	open_port({spawn, "raspivid -n -t 600000 -g 300 -w 640 -h 480 -pf 'baseline' -fps 30 -ih -qp 30 -o -"}, [binary,eof]),

loop(Data) ->
		{_, {data, Data1}}  ->
			Rest1 = case binary:split(<<Data/binary,Data1/binary>>,?BOUNDARY,[global]) of 
				[_,Chunk,Rest] -> websocket_client:cast(self(),{binary,<<?BOUNDARY/binary,Chunk/binary>>}),
				_ -> <<Data/binary,Data1/binary>>
		{_,eof} -> ok;
		{'EXIT', _Pid0, Why} -> io:format("~p crash: ~p~n",[?MODULE,Why]);
		_Any -> 
	after 15000 ->
		io:format("~p timeout~n",[?MODULE])

Save the code in a file raspivid.erl and compile.

I am using https://github.com/jeremyong/websocket_client as websocket client and Cowboy as websocket server. On the server side you just have to save each chunk in a file and enclose it in a ts-container. I use tsMuxeR [4] for that:

file:write_file("my_media.h264", Bin),
Meta = "MUXOPT --no-pcr-on-video-pid --new-audio-pes --vbr  --vbv-len=500
V_MPEG4/ISO/AVC, my_media.h264, fps=25, ar=As source",
file:write_file("my_media.meta", list_to_binary(Meta)),
os:cmd("tsMuxeR my_media.meta my_media.ts"),

You can play the file my_media.ts as it is, or you can put it in an m3u8 playlist. If you want to have one large media file you can just concatenate the 10 second H.264 chunks before running tsMuxeR.


This is a simple owserver client. It can call dir and print a directory listing from a onewire network. First, you have to install owfs:

sudo apt-get install owfs

Configure owfs in /etc/owfs.conf

Then, save a file, onewire.erl with the following content:


start() -> spawn_link(?MODULE,init,[]).

init() ->
	io:format("New process: ~p~n", [?MODULE]),
	{ok,Socket} = gen_tcp:connect("localhost", 4304, [binary, {packet, 0}]),
	Version = 0,
	Type = 10,
	Control_flags = 36,
	Size = 1024,
	Offset = 0,
	Raw = <<"/",0>>,
	Payload = size(Raw),
	ok = gen_tcp:send(Socket,<<Version:32,Payload:32,Type:32,Control_flags:32,Size:32,Offset:32,Raw/binary>>),
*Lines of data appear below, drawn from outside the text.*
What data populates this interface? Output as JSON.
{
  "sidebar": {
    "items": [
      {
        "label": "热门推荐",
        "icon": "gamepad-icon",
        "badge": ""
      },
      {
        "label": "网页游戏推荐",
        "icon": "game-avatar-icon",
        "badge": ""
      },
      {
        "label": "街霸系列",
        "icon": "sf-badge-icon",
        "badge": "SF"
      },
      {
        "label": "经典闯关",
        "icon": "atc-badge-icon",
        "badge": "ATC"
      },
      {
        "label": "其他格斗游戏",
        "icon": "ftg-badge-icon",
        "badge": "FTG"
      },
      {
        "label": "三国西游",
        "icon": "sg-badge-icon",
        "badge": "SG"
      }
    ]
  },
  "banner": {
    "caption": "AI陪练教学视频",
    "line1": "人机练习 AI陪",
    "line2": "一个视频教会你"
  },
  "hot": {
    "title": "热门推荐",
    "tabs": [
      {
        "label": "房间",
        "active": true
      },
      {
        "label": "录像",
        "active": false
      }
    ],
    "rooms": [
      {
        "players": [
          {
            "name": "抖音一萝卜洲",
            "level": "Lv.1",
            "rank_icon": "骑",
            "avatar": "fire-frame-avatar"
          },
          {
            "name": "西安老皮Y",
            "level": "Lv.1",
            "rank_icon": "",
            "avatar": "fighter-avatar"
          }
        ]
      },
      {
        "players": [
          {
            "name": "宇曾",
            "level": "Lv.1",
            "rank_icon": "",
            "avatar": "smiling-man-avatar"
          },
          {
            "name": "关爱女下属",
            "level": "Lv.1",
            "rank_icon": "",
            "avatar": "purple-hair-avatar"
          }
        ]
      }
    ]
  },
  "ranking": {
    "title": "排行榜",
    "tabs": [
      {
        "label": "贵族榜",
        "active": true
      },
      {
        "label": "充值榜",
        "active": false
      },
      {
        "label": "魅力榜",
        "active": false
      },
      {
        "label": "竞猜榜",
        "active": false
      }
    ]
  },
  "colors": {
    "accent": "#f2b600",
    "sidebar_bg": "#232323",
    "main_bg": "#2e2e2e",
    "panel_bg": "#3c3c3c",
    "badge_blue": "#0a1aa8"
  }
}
loop(Socket) ->
		{tcp,Socket,Bin} -> Dir = get_directory(Bin),
			io:format("In ~p: Dir is: ~p~n",[?MODULE,Dir]),
		{ow_dir,Raw,Pid} -> 
			Version = 0,
			Type = 10, % get
			Control_flags = 36,
			Size = 1024,
			Offset = 0,
			Payload = size(Raw),
			ok = gen_tcp:send(Socket,<<Version:32,Payload:32,Type:32,Control_flags:32,Size:32,Offset:32,Raw/binary>>),
			receive {tcp,Socket,Bin} -> Dir = get_directory(Bin), Pid ! {ow_dir,Dir} after 10000 -> ok end,
		{tcp_closed,_} -> ok;
		Any -> io:format("~p got unknown msg: ~p~n",[?MODULE, Any]),
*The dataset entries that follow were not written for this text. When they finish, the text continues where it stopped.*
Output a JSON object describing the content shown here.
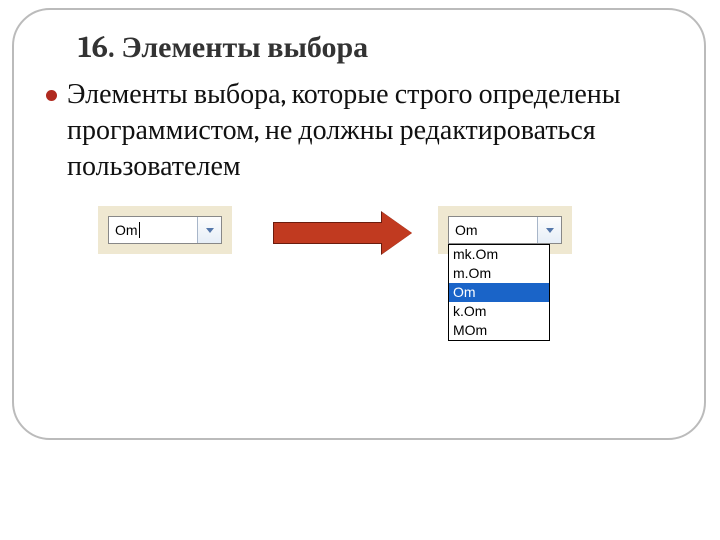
{
  "slide": {
    "title": "16. Элементы выбора",
    "bullet_text": "Элементы выбора, которые строго определены программистом, не должны редактироваться пользователем"
  },
  "combo": {
    "left_value": "Om",
    "right_value": "Om",
    "options": [
      "mk.Om",
      "m.Om",
      "Om",
      "k.Om",
      "MOm"
    ],
    "selected_index": 2
  }
}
% Function get_directory(Bin)
get_directory(Bin) ->
get_dir(<<>>,Dir) -> Dir;
get_dir(<<0,0,0,0,0,0,0,0, Return_value:32/signed-integer,Rest/binary>>,_Dir) when Return_value /= 0 -> 
	io:format("Return value is: ~p and Rest is: ~p~n",[Return_value,Rest]);
get_dir(<<_Version:32,_Payload:32,0:32,_Control_flags:32,Size:32,_Offset:32,Raw:Size/binary,0,Rest/binary>>,Dir) ->
get_dir(<<_Version:32,Payload:32,Return_value:32,_Control_flags:32,_Size:32,_Offset:32,Raw:Payload/binary>>,Dir) ->
	io:format("Return value is: ~p and Raw is: ~p~n",[Return_value,Raw]),
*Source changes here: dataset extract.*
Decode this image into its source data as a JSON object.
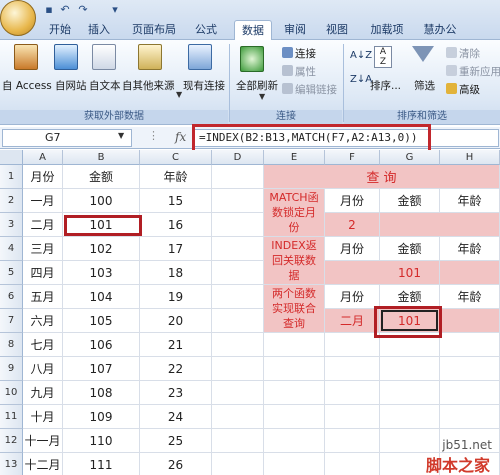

Compile the file with: erlc onewire.erl Start an Erlang console with erl and type onewire:start(), and you should see a listing of your onewire network.

Another Erlang module can send this message to onewire: {ow_dir,<<"/",0>>,self()} and get back a directory listing.

The native Erlang graphics library, ex11

Make sure you have a working ATLAST Forth Erlang port by following the examples in the Forth section and the Gertboard example above. You don't have to install Cowboy, just do the changes to ATLAST Forth to make it start without printing the banner.

Then install ex11, follow the installation instructions from my Github page [5].

In directory ex11, create a directory priv and copy atlast to it:

cd ~/ex11
mkdir priv
cp ../atlast-1.2/atlast ./priv

Create a file kwh.atl and put it in the same priv directory with the word definitions for getting W load values from Gertboard:

: w 25 getkwh 2drop 25 getkwh 36 * swap 100 / / ." "w=" . cr ;

This is not complete, more to follow